One of the women screamed 'I want you to help me find my son!' before being led away by officials

Twelve days after the disappearance of Malaysia Airlines Flight MH370, frustrations boiled over into chaos today as two relatives of missing passengers were bundled away by officials for attempting to stage a protest.

Ahead of a news conference called to discuss the latest developments in the search for the Boeing 777, women believed to be relatives of Chinese passengers spoke to reporters, cried out their demands for information and held up a banner emblazoned with the word "truth".

"I want you to help me to find my son!" one of the women cried, before security officials closed in on them.

In scenes broadcast around the world that will only heighten the growing sense that the search effort lacks proper coordination and control from the Malaysian authorities, the relatives were physically forced from the conference to be held in a private room.

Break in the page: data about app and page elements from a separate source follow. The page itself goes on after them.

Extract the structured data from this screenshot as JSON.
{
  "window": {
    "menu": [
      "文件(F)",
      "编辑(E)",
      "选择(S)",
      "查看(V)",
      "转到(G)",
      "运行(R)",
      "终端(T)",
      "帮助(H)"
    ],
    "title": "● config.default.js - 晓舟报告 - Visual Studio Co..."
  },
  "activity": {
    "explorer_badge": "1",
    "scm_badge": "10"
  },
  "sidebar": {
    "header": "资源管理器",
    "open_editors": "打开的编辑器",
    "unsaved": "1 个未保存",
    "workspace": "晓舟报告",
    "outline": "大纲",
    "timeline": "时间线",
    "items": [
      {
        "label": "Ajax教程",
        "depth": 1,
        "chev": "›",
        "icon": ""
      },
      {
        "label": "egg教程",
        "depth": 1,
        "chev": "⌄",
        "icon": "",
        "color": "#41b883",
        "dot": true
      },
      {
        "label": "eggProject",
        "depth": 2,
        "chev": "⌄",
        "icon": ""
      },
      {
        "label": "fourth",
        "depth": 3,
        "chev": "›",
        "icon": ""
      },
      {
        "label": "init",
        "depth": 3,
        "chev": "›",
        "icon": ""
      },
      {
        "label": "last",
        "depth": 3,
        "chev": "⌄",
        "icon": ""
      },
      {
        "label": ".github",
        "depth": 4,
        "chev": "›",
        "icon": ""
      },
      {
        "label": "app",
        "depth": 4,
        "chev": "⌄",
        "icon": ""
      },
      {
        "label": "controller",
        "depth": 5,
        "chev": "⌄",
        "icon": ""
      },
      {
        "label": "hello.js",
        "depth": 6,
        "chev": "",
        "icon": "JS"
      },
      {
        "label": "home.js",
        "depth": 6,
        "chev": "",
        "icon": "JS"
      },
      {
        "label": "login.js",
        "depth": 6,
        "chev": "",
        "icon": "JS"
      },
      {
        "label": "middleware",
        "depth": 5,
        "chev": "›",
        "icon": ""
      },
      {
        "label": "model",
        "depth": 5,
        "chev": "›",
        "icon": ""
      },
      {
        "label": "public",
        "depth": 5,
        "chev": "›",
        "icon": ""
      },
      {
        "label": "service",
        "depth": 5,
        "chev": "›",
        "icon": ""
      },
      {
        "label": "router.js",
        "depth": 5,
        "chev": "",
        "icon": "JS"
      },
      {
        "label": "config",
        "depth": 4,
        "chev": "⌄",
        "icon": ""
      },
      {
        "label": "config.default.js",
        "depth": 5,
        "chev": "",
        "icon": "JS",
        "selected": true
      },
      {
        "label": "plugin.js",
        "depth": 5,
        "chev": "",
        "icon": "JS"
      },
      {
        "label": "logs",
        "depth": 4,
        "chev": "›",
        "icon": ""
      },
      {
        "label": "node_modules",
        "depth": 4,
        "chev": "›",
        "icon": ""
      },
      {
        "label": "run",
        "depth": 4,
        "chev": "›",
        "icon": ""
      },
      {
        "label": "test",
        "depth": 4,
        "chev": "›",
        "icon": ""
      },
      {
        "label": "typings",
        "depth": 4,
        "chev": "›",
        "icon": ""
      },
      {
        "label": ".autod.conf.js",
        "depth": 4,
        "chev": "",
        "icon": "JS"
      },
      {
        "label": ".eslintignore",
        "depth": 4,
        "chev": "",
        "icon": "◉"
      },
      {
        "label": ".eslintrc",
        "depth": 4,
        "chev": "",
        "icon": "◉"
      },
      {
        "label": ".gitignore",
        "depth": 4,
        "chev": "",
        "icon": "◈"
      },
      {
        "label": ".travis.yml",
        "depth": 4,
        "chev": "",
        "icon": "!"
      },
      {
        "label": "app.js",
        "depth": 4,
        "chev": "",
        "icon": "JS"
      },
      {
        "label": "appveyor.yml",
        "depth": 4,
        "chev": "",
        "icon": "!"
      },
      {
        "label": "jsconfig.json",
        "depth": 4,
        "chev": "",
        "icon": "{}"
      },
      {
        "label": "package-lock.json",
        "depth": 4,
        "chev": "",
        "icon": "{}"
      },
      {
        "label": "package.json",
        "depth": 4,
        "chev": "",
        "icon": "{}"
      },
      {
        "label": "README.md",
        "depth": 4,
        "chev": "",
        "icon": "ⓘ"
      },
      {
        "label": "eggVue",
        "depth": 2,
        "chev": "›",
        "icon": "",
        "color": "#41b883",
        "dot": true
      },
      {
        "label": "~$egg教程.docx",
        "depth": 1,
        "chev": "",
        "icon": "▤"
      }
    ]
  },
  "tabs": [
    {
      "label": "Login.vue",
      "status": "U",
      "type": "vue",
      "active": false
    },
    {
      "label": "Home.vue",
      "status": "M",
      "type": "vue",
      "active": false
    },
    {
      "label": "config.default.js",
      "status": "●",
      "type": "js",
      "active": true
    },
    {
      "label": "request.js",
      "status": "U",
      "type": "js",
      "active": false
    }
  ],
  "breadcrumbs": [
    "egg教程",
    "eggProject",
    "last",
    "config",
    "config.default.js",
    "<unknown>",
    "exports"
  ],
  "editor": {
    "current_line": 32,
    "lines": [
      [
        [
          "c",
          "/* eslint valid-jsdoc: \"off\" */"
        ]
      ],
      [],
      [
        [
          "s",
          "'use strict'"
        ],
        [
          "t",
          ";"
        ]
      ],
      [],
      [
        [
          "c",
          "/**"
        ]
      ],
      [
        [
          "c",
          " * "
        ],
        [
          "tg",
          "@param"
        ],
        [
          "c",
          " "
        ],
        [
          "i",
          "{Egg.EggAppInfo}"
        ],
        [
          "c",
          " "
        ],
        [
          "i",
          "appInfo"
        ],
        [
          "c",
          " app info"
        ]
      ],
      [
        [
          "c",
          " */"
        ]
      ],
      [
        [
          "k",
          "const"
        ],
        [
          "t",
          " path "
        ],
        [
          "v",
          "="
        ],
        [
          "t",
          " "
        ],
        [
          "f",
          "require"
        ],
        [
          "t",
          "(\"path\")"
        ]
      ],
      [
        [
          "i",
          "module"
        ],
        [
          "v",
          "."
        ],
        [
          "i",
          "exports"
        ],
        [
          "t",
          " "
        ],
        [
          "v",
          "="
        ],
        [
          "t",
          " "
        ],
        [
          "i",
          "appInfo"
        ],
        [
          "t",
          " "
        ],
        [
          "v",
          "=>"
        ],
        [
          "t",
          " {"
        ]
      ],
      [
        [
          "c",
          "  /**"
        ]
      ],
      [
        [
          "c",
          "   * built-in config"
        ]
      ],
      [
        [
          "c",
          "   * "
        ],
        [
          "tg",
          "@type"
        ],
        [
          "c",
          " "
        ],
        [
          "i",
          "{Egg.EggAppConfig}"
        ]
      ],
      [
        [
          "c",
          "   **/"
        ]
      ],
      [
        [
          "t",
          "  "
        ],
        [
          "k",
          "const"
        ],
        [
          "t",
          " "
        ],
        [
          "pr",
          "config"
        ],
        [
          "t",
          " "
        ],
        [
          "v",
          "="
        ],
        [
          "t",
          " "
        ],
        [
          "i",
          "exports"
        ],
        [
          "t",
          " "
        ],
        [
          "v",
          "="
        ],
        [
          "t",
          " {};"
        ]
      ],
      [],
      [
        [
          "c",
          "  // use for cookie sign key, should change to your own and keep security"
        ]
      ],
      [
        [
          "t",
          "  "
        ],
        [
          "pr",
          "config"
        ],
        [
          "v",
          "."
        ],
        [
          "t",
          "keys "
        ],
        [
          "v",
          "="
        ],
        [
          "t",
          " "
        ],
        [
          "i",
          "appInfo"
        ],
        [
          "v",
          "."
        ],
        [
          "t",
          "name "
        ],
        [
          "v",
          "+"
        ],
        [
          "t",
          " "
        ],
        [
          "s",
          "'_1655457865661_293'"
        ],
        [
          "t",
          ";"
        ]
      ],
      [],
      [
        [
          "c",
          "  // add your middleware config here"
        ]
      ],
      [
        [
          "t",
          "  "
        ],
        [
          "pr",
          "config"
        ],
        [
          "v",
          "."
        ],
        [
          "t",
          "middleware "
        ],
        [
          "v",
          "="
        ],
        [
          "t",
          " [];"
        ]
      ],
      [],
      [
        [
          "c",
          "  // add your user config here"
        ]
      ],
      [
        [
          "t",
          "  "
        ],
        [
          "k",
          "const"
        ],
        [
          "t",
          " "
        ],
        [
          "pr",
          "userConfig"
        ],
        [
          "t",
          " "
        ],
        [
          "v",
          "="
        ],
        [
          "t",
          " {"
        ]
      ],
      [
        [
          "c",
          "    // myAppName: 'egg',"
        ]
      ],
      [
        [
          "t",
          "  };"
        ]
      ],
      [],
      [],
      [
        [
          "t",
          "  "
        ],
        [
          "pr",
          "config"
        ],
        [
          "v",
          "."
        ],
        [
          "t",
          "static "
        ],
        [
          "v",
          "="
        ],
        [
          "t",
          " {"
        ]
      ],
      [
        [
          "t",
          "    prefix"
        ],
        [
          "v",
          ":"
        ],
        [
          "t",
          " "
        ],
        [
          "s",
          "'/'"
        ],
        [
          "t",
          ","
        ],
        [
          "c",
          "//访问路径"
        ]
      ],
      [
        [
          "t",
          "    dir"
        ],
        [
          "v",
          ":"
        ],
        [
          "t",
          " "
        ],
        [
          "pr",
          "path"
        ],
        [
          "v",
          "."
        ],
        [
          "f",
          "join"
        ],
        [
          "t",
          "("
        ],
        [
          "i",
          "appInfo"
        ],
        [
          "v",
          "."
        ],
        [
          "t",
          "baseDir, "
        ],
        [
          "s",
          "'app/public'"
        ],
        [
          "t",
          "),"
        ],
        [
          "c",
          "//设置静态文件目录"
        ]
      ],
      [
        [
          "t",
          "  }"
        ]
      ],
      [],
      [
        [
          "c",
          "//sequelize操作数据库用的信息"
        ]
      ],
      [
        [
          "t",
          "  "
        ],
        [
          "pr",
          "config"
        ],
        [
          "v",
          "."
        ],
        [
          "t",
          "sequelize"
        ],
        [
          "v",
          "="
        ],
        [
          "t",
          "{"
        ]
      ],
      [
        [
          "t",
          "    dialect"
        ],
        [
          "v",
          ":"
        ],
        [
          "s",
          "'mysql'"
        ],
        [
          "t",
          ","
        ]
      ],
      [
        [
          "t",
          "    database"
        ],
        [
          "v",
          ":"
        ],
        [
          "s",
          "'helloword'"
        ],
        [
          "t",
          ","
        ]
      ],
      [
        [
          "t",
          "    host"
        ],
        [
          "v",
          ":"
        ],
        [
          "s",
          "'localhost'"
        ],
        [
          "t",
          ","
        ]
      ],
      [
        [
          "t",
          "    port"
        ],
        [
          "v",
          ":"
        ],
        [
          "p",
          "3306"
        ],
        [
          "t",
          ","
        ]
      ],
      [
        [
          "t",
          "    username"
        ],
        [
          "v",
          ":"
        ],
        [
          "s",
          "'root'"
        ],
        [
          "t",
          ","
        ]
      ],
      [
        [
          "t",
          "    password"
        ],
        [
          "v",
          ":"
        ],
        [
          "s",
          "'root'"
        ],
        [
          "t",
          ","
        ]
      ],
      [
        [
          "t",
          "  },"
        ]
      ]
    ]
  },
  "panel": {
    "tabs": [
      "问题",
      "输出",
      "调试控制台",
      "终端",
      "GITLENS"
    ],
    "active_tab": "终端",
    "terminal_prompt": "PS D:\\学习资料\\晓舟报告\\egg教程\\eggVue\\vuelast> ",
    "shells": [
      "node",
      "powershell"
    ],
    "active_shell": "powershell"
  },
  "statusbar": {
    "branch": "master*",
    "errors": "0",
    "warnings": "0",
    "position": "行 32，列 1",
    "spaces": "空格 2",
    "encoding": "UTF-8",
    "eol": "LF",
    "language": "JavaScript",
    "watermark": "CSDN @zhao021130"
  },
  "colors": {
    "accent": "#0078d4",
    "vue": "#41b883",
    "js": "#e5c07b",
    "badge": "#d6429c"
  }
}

As they were taken away and amid a melee of pushing and shoving, one of the women reportedly said: "We don't know how long we'll be waiting.

"It's been 12 days, my loved one ... I don't know where my loved one is ... it's been 12 days, where is my son? Why are you not giving me any answers?"

According to Sky News reports the other woman, wearing a face mask, said: "They have followed us, taken care of us very well.

"However, we don't need to be looked after, we need to know the truth. We need to know where the plane is, we don't need someone to look after us everyday."

When relative calm had been restored, officials revealed two key new pieces of information - that they believe the pilot of Flight MH370 had deleted data from his personal flight simulator, and that it is currently believed more likely the plane was flown towards the southern Indian Ocean.

Malaysia’s Transport Minister, Hishammuddin Hussein, said that while Malaysia was still coordinating the search for the missing plane, other countries were increasingly taking responsibility in their own territory, and in other sectors. He said that Australia and Indonesia were leading the search of the southern Indian Ocean.

Investigators have identified two giant arcs of territory spanning the possible positions of the plane when it issued the last “ping” from its satellite communication system. The two arcs stretch northwards to Kazakhstan and deep into the southern Indian Ocean.

Mr Hussein said both areas of considered equally important but that the search of the southern corridor was more of a challenge because there were fewer countries over which the plane might have flown. However, an unidentified source said to be close to the inquiry told the Reuters news agency that it was most likely the missing plane headed south.